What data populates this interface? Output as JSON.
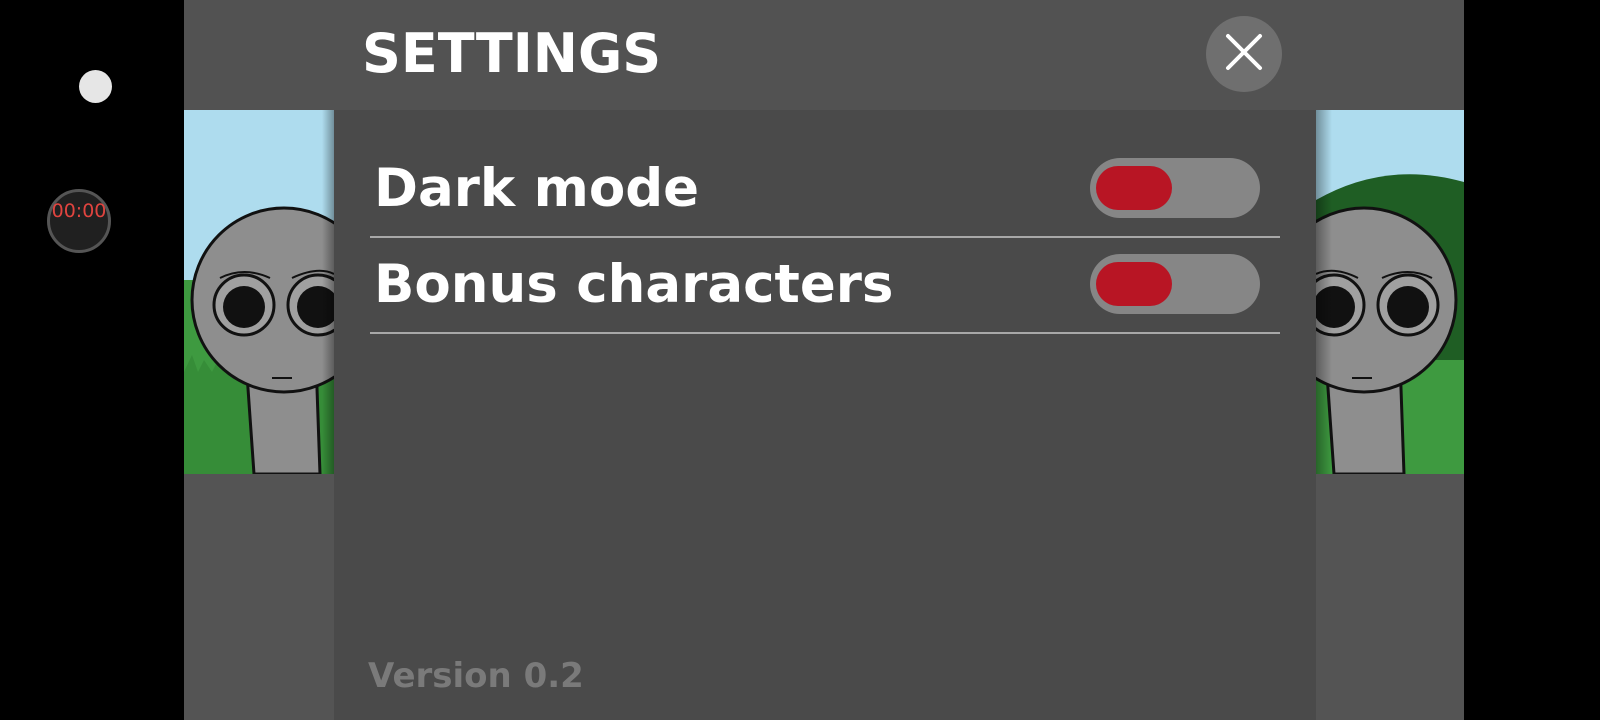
{
  "screen_recorder": {
    "timer_text": "00:00"
  },
  "settings": {
    "title": "SETTINGS",
    "close_icon": "close-icon",
    "options": [
      {
        "label": "Dark mode",
        "enabled": false
      },
      {
        "label": "Bonus characters",
        "enabled": false
      }
    ],
    "version": "Version 0.2"
  },
  "colors": {
    "background": "#525252",
    "panel": "#4a4a4a",
    "toggle_track": "#868686",
    "toggle_knob_off": "#b81524",
    "text": "#ffffff",
    "version_text": "#7a7a7a"
  }
}
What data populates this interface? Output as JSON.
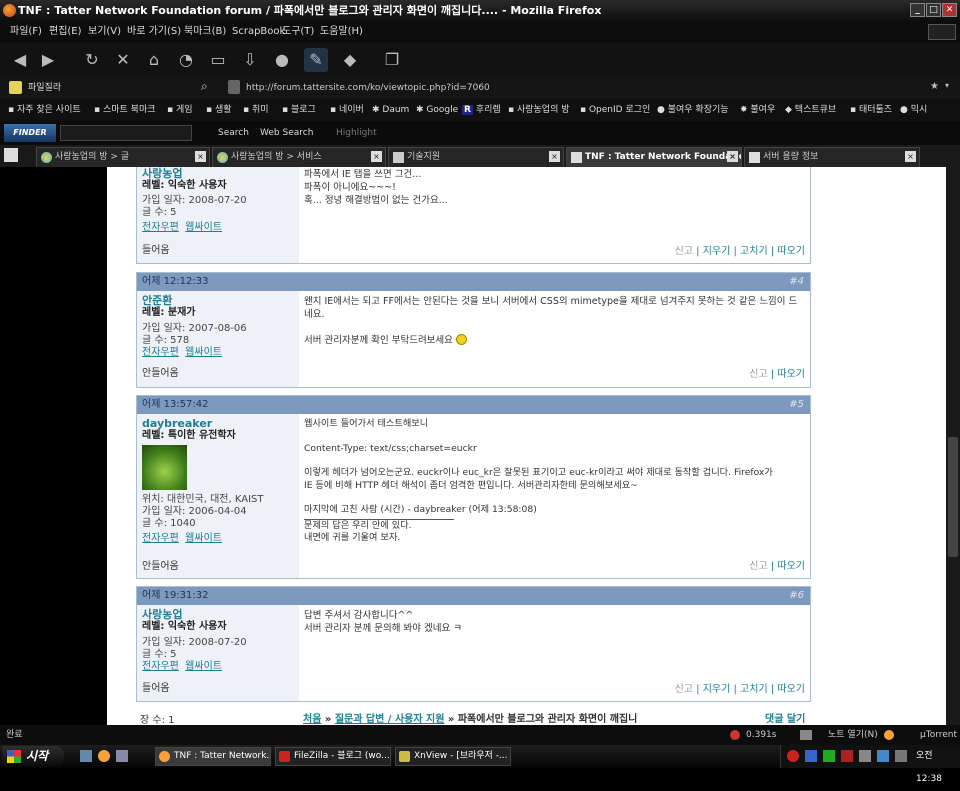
{
  "window": {
    "title": "TNF : Tatter Network Foundation forum / 파폭에서만 블로그와 관리자 화면이 깨집니다.... - Mozilla Firefox",
    "min": "_",
    "max": "□",
    "close": "✕"
  },
  "menu": [
    "파일(F)",
    "편집(E)",
    "보기(V)",
    "바로 가기(S)",
    "북마크(B)",
    "ScrapBook",
    "도구(T)",
    "도움말(H)"
  ],
  "address": {
    "search_text": "파일질라",
    "url": "http://forum.tattersite.com/ko/viewtopic.php?id=7060"
  },
  "bookmarks": [
    "자주 찾은 사이트",
    "스마트 북마크",
    "게임",
    "생활",
    "취미",
    "블로그",
    "네이버",
    "Daum",
    "Google",
    "후리렙",
    "사랑농업의 방",
    "OpenID 로그인",
    "불여우 확장기능",
    "불여우",
    "텍스트큐브",
    "태터툴즈",
    "믹시"
  ],
  "toolbar2": {
    "logo": "FINDER",
    "search": "Search",
    "web_search": "Web Search",
    "highlight": "Highlight"
  },
  "tabs": [
    {
      "label": "사랑농업의 방 > 글"
    },
    {
      "label": "사랑농업의 방 > 서비스"
    },
    {
      "label": "기술지원"
    },
    {
      "label": "TNF : Tatter Network Foundatio..."
    },
    {
      "label": "서버 용량 정보"
    }
  ],
  "posts": [
    {
      "user": "사랑농업",
      "level": "레벨: 익숙한 사용자",
      "joined": "가입 일자: 2008-07-20",
      "count": "글 수: 5",
      "email": "전자우편",
      "website": "웹싸이트",
      "status": "들어옴",
      "body": [
        "파폭에서 IE 탭을 쓰면 그건...",
        "파폭이 아니에요~~~!",
        "혹... 정녕 해결방법이 없는 건가요..."
      ],
      "actions": [
        "신고",
        "지우기",
        "고치기",
        "따오기"
      ]
    },
    {
      "time": "어제 12:12:33",
      "num": "#4",
      "user": "안준환",
      "level": "레벨: 분재가",
      "joined": "가입 일자: 2007-08-06",
      "count": "글 수: 578",
      "email": "전자우편",
      "website": "웹싸이트",
      "status": "안들어옴",
      "body": [
        "왠지 IE에서는 되고 FF에서는 안된다는 것을 보니 서버에서 CSS의 mimetype을 제대로 넘겨주지 못하는 것 같은 느낌이 드",
        "네요.",
        "",
        "서버 관리자분께 확인 부탁드려보세요"
      ],
      "actions": [
        "신고",
        "따오기"
      ]
    },
    {
      "time": "어제 13:57:42",
      "num": "#5",
      "user": "daybreaker",
      "level": "레벨: 특이한 유전학자",
      "location": "위치: 대한민국, 대전, KAIST",
      "joined": "가입 일자: 2006-04-04",
      "count": "글 수: 1040",
      "email": "전자우편",
      "website": "웹싸이트",
      "status": "안들어옴",
      "body": [
        "웹사이트 들어가서 테스트해보니",
        "",
        "Content-Type: text/css;charset=euckr",
        "",
        "이렇게 헤더가 넘어오는군요. euckr이나 euc_kr은 잘못된 표기이고 euc-kr이라고 써야 제대로 동작할 겁니다. Firefox가",
        "IE 등에 비해 HTTP 헤더 해석이 좀더 엄격한 편입니다. 서버관리자한테 문의해보세요~",
        "",
        "마지막에 고친 사람 (시간) - daybreaker (어제 13:58:08)"
      ],
      "signature": [
        "문제의 답은 우리 안에 있다.",
        "내면에 귀를 기울여 보자."
      ],
      "actions": [
        "신고",
        "따오기"
      ]
    },
    {
      "time": "어제 19:31:32",
      "num": "#6",
      "user": "사랑농업",
      "level": "레벨: 익숙한 사용자",
      "joined": "가입 일자: 2008-07-20",
      "count": "글 수: 5",
      "email": "전자우편",
      "website": "웹싸이트",
      "status": "들어옴",
      "body": [
        "답변 주셔서 감사합니다^^",
        "서버 관리자 분께 문의해 봐야 겠네요 ㅋ"
      ],
      "actions": [
        "신고",
        "지우기",
        "고치기",
        "따오기"
      ]
    }
  ],
  "footer": {
    "pages": "장 수: 1",
    "crumb_home": "처음",
    "crumb_section": "질문과 답변 / 사용자 지원",
    "crumb_topic": "» 파폭에서만 블로그와 관리자 화면이 깨집니",
    "reply": "댓글 달기"
  },
  "statusbar": {
    "left": "완료",
    "time": "0.391s",
    "note": "노트 열기(N)",
    "torrent": "µTorrent"
  },
  "taskbar": {
    "start": "시작",
    "tasks": [
      "TNF : Tatter Network...",
      "FileZilla - 블로그 (wo...",
      "XnView - [브라우저 -..."
    ],
    "clock": "오전 12:38"
  }
}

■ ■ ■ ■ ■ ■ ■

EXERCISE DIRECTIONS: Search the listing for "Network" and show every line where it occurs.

WRITTEN SOLUTION:
    "title": "TNF : Tatter Network Foundation forum / 파폭에서만 블로그와 관리자 화면이 깨집니다.... - Mozilla Firefox",
      "label": "TNF : Tatter Network Foundatio..."
      "TNF : Tatter Network...",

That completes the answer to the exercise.